DATA PROVIDED:
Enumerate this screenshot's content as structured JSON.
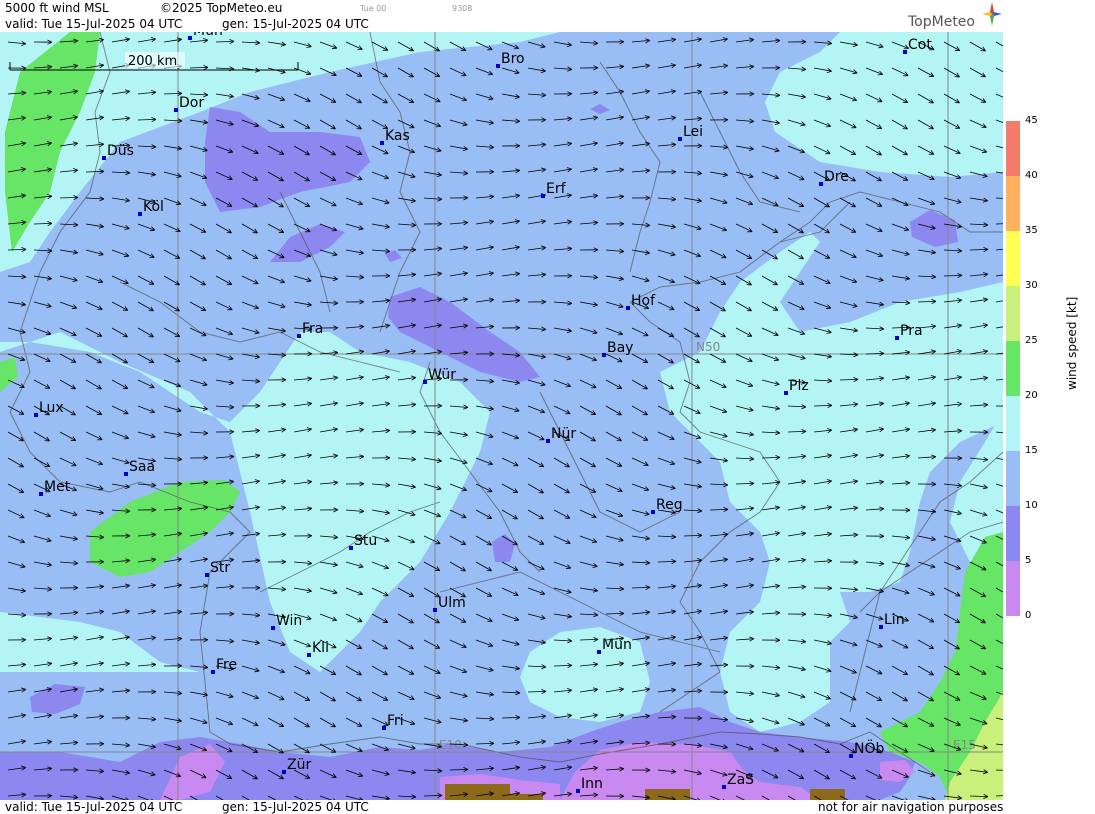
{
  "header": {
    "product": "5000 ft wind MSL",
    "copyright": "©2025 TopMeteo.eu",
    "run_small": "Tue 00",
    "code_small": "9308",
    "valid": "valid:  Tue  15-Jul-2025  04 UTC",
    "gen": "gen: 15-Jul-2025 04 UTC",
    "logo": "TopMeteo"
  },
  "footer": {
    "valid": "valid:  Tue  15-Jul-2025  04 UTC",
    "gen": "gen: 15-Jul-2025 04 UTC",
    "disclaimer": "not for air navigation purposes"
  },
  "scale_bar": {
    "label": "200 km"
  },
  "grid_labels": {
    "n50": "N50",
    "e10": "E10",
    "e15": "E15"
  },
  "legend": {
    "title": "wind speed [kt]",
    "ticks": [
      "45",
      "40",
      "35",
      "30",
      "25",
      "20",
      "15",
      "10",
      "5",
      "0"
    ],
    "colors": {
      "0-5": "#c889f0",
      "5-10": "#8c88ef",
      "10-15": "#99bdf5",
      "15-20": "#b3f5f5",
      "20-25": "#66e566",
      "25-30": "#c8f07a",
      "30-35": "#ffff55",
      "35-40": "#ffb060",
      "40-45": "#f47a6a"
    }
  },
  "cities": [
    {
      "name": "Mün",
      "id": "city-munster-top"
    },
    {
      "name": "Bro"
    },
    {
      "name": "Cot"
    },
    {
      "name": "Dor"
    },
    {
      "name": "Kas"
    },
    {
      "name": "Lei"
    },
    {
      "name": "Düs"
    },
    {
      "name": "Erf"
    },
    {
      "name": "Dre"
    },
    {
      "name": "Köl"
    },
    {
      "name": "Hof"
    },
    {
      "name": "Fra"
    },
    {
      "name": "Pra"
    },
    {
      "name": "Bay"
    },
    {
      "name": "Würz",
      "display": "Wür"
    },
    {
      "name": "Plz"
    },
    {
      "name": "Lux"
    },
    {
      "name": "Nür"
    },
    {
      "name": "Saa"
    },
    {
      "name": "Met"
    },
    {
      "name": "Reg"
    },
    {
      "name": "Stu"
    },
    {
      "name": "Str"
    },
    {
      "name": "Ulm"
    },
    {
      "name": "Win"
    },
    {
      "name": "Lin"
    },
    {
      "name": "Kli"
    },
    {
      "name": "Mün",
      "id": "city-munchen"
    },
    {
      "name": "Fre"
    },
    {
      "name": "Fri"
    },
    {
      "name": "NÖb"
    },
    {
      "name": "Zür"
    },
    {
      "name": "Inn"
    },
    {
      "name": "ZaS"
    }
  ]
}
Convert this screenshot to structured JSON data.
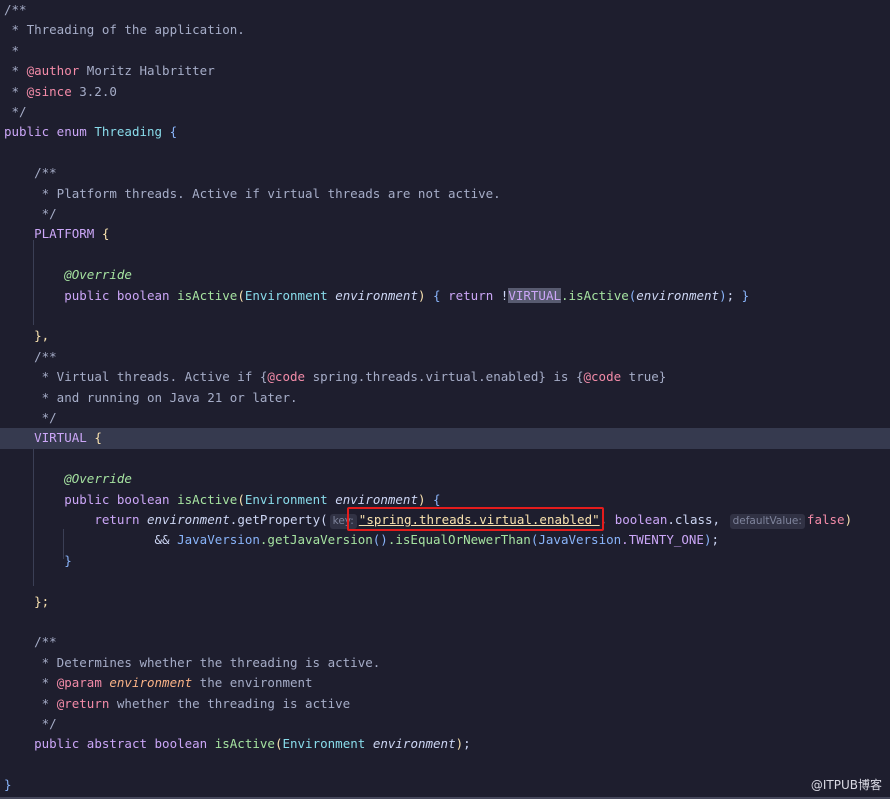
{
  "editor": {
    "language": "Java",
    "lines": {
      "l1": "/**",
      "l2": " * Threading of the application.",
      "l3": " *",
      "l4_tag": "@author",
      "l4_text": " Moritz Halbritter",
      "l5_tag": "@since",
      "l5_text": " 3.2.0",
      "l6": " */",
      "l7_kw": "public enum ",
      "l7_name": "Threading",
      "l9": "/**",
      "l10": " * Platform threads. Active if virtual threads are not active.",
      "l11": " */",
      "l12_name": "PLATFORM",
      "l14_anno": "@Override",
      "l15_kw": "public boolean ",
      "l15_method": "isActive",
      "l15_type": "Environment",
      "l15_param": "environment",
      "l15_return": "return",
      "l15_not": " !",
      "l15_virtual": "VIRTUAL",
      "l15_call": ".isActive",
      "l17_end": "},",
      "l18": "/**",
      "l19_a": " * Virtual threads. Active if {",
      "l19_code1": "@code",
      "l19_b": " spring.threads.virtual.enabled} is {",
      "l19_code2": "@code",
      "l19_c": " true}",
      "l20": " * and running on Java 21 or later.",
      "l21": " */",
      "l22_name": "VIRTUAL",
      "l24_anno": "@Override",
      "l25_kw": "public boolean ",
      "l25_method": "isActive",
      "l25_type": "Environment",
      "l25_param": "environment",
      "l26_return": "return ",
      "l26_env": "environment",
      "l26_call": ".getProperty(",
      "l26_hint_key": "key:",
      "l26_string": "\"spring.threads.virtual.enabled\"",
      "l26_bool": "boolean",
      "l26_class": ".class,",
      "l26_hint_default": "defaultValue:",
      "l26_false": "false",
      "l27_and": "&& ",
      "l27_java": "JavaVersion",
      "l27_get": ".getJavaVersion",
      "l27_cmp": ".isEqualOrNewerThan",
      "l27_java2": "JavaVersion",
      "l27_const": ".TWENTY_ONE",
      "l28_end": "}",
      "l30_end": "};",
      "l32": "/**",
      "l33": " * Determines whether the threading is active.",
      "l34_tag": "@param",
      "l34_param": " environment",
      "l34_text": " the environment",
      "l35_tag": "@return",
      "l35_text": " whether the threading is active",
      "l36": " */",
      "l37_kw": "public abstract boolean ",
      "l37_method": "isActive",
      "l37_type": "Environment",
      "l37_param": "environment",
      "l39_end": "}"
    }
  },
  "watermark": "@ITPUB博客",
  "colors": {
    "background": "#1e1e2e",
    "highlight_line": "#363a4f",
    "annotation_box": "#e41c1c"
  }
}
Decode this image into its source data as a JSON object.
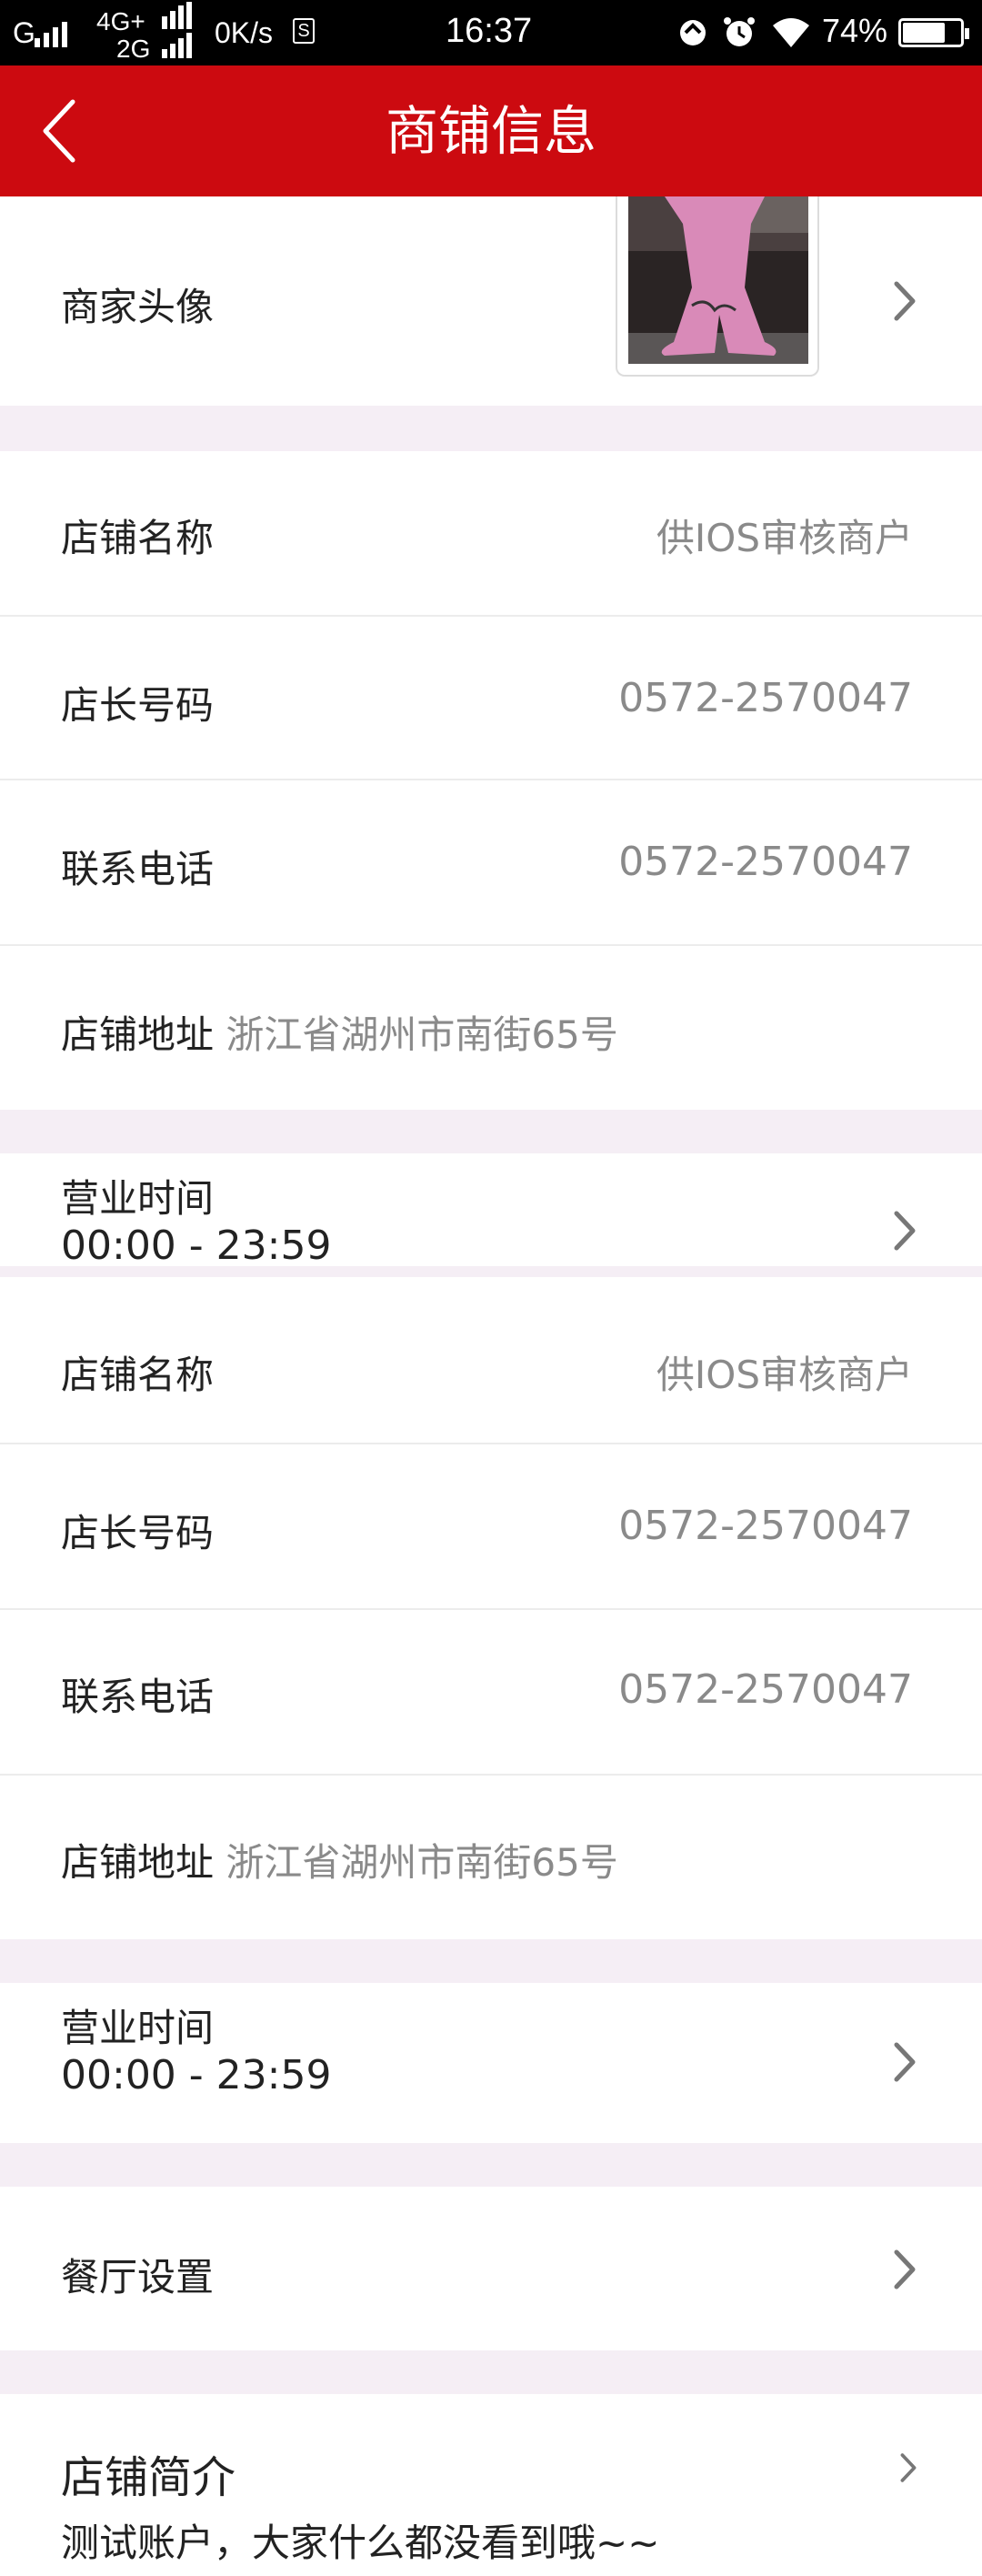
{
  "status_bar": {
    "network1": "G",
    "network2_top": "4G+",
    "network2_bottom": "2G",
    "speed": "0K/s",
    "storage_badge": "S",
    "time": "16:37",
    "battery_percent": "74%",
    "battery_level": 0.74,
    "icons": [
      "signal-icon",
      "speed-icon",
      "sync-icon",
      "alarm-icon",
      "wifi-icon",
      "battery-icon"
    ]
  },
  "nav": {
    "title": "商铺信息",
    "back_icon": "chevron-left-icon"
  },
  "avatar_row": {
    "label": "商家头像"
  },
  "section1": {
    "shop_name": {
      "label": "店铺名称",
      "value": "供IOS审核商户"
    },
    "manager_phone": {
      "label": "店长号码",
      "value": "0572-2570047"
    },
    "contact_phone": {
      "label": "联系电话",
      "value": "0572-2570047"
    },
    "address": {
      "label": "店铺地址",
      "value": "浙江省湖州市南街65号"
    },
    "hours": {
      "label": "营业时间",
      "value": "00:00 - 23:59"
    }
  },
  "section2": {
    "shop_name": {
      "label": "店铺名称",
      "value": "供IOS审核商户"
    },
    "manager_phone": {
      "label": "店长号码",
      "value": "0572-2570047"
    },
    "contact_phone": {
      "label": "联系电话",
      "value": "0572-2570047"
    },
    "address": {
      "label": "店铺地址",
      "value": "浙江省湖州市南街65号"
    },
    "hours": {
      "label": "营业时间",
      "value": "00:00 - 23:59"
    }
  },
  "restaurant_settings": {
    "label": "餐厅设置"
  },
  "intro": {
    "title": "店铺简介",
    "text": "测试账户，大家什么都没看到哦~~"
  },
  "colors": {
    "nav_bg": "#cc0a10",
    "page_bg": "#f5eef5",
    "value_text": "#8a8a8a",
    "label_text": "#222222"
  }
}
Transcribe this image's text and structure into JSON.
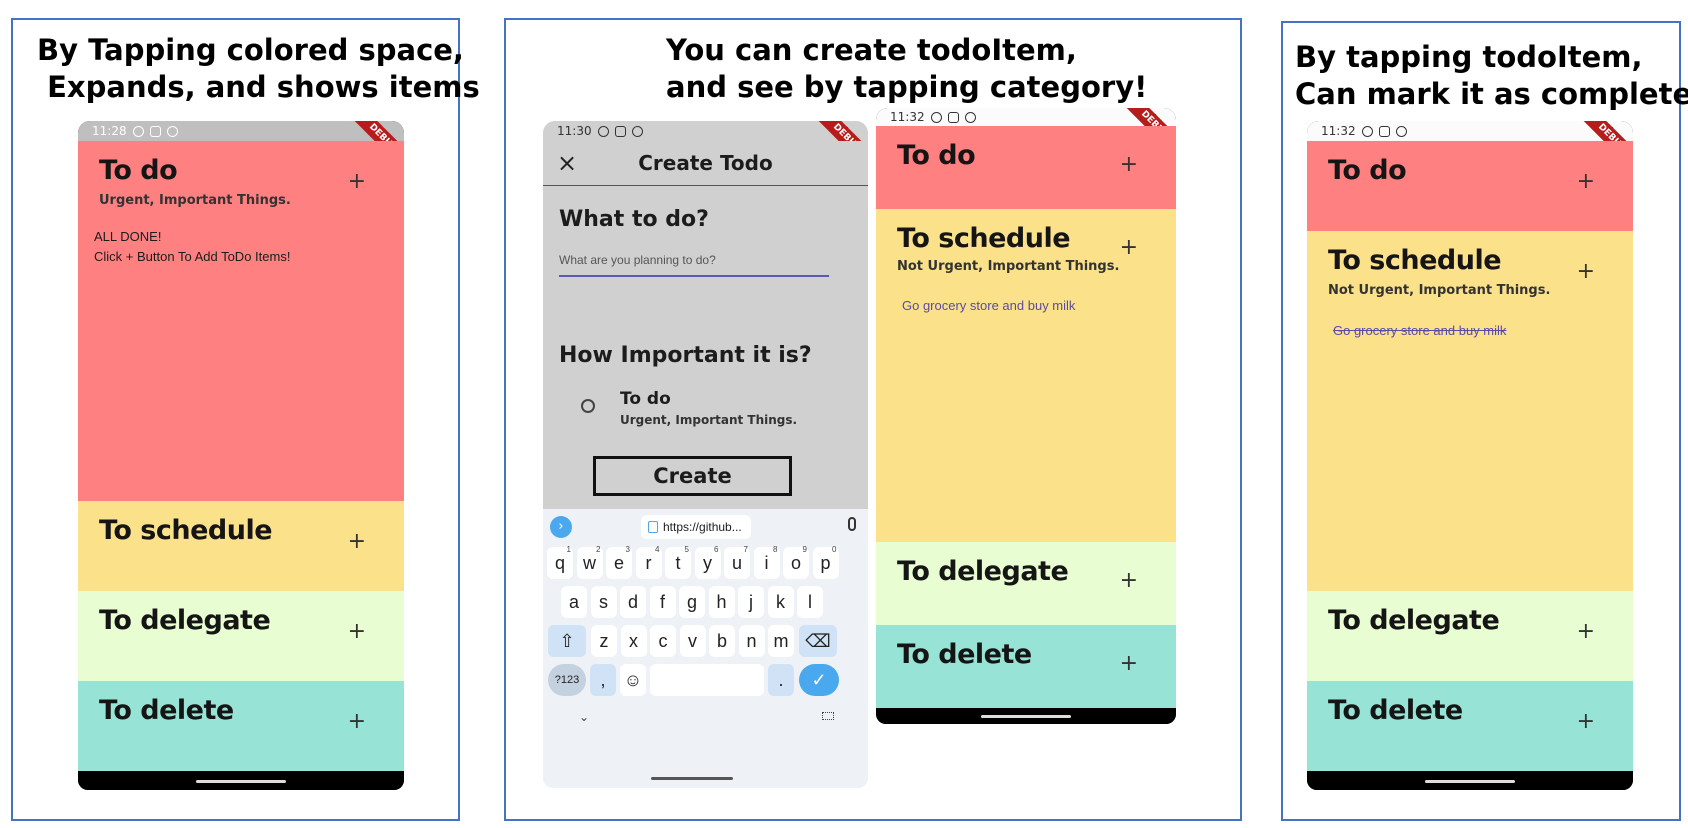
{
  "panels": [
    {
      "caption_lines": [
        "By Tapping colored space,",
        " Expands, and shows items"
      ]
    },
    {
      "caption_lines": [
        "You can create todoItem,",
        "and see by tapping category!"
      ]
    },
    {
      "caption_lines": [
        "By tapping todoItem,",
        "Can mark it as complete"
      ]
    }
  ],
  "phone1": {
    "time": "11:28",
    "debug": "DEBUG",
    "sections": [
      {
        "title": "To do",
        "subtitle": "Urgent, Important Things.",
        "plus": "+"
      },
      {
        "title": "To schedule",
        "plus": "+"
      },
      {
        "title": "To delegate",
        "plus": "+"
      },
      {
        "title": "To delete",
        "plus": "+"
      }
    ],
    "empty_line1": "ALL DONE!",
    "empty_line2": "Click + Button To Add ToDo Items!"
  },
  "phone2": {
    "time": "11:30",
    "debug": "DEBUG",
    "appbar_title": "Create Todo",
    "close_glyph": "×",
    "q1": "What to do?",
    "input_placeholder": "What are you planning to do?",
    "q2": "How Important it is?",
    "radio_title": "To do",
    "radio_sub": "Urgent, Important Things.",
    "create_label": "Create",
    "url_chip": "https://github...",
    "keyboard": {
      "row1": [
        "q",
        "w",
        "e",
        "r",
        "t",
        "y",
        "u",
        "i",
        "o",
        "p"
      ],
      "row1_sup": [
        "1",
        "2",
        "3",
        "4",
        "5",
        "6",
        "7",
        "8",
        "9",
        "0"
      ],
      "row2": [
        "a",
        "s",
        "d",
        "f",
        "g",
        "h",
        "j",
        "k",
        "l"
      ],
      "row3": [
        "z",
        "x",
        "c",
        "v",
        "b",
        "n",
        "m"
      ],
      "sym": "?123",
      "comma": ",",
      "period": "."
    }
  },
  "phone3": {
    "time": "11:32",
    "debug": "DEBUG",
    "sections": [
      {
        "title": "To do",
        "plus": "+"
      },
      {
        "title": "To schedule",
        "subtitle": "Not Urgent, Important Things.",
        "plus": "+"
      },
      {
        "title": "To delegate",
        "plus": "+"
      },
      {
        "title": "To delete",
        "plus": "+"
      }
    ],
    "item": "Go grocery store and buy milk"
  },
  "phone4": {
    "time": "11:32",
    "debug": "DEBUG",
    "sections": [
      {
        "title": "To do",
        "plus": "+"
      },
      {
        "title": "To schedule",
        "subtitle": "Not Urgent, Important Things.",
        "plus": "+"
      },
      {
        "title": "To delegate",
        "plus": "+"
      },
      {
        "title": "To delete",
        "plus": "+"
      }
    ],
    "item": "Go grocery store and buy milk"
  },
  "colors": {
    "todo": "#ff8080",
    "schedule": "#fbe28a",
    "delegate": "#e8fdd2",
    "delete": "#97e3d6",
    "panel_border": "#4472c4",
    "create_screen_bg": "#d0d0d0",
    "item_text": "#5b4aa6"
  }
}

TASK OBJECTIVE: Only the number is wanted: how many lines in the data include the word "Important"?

WRITTEN REPLY: 5